**Exercise objective:** Each record below is to be output unchanged, and any picture is to be dropped.

::: Data records :::

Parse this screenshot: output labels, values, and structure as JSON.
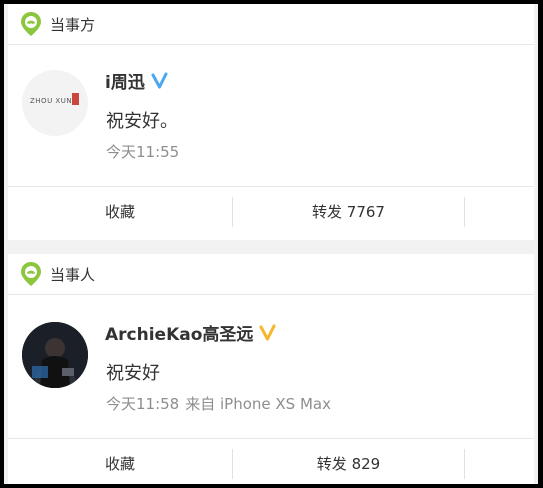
{
  "cards": [
    {
      "label": "当事方",
      "user_name": "i周迅",
      "verify_color": "#4aa7f1",
      "avatar_logo_text": "ZHOU XUN",
      "text": "祝安好。",
      "time": "今天11:55",
      "source": "",
      "actions": {
        "favorite": "收藏",
        "forward": "转发 7767"
      }
    },
    {
      "label": "当事人",
      "user_name": "ArchieKao高圣远",
      "verify_color": "#f7b52b",
      "text": "祝安好",
      "time": "今天11:58",
      "source": "来自 iPhone XS Max",
      "actions": {
        "favorite": "收藏",
        "forward": "转发 829"
      }
    }
  ],
  "colors": {
    "pin_green": "#8cc63f",
    "page_bg": "#f2f2f2"
  }
}
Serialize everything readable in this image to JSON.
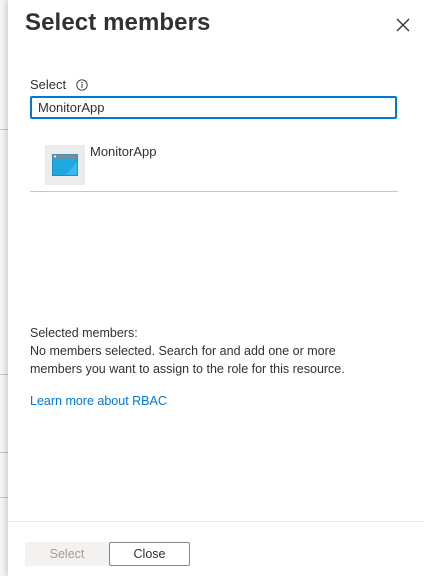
{
  "panel": {
    "title": "Select members",
    "close_icon": "close-icon"
  },
  "search": {
    "label": "Select",
    "info_icon": "info-icon",
    "value": "MonitorApp"
  },
  "results": [
    {
      "name": "MonitorApp",
      "icon": "app-registration-icon"
    }
  ],
  "selected": {
    "heading": "Selected members:",
    "line1": "No members selected. Search for and add one or more",
    "line2": "members you want to assign to the role for this resource."
  },
  "links": {
    "learn_more": "Learn more about RBAC"
  },
  "footer": {
    "select_label": "Select",
    "close_label": "Close"
  },
  "colors": {
    "accent": "#0078d4",
    "app_icon_blue": "#1fa7e0",
    "disabled_text": "#a19f9d"
  }
}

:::

**Completed exercise:**
Parse this screenshot: output labels, values, and structure as JSON.
{
  "cards": [
    {
      "label": "当事方",
      "user_name": "i周迅",
      "verify_color": "#4aa7f1",
      "avatar_logo_text": "ZHOU XUN",
      "text": "祝安好。",
      "time": "今天11:55",
      "source": "",
      "actions": {
        "favorite": "收藏",
        "forward": "转发 7767"
      }
    },
    {
      "label": "当事人",
      "user_name": "ArchieKao高圣远",
      "verify_color": "#f7b52b",
      "text": "祝安好",
      "time": "今天11:58",
      "source": "来自 iPhone XS Max",
      "actions": {
        "favorite": "收藏",
        "forward": "转发 829"
      }
    }
  ],
  "colors": {
    "pin_green": "#8cc63f",
    "page_bg": "#f2f2f2"
  }
}
Serialize everything readable in this image to JSON.
{
  "panel": {
    "title": "Select members",
    "close_icon": "close-icon"
  },
  "search": {
    "label": "Select",
    "info_icon": "info-icon",
    "value": "MonitorApp"
  },
  "results": [
    {
      "name": "MonitorApp",
      "icon": "app-registration-icon"
    }
  ],
  "selected": {
    "heading": "Selected members:",
    "line1": "No members selected. Search for and add one or more",
    "line2": "members you want to assign to the role for this resource."
  },
  "links": {
    "learn_more": "Learn more about RBAC"
  },
  "footer": {
    "select_label": "Select",
    "close_label": "Close"
  },
  "colors": {
    "accent": "#0078d4",
    "app_icon_blue": "#1fa7e0",
    "disabled_text": "#a19f9d"
  }
}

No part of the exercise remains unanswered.